** WHAT YOU NEED TO DO **
Your task is to return the data below, word for word.

** Data about app and page elements **
******************************

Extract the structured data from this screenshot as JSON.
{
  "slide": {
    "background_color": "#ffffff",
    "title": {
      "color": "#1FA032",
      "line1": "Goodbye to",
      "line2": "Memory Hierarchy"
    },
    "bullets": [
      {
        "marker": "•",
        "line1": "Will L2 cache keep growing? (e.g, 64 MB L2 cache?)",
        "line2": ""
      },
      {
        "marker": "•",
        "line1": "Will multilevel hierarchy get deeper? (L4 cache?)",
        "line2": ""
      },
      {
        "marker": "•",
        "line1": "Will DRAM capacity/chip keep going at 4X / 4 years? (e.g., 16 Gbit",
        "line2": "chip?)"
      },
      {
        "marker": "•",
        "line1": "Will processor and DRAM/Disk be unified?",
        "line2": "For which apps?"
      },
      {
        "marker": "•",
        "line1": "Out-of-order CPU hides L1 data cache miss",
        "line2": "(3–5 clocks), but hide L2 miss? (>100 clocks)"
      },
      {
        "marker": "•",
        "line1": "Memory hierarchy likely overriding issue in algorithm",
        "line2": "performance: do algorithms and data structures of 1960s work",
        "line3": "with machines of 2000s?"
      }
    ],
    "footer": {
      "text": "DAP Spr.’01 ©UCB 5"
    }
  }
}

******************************

** EXERCISE SOLUTION **
Extract the structured data from this screenshot as JSON.
{
  "slide": {
    "background_color": "#ffffff",
    "title": {
      "color": "#1FA032",
      "line1": "Goodbye to",
      "line2": "Memory Hierarchy"
    },
    "bullets": [
      {
        "marker": "•",
        "line1": "Will L2 cache keep growing? (e.g, 64 MB L2 cache?)",
        "line2": ""
      },
      {
        "marker": "•",
        "line1": "Will multilevel hierarchy get deeper? (L4 cache?)",
        "line2": ""
      },
      {
        "marker": "•",
        "line1": "Will DRAM capacity/chip keep going at 4X / 4 years? (e.g., 16 Gbit",
        "line2": "chip?)"
      },
      {
        "marker": "•",
        "line1": "Will processor and DRAM/Disk be unified?",
        "line2": "For which apps?"
      },
      {
        "marker": "•",
        "line1": "Out-of-order CPU hides L1 data cache miss",
        "line2": "(3–5 clocks), but hide L2 miss? (>100 clocks)"
      },
      {
        "marker": "•",
        "line1": "Memory hierarchy likely overriding issue in algorithm",
        "line2": "performance: do algorithms and data structures of 1960s work",
        "line3": "with machines of 2000s?"
      }
    ],
    "footer": {
      "text": "DAP Spr.’01 ©UCB 5"
    }
  }
}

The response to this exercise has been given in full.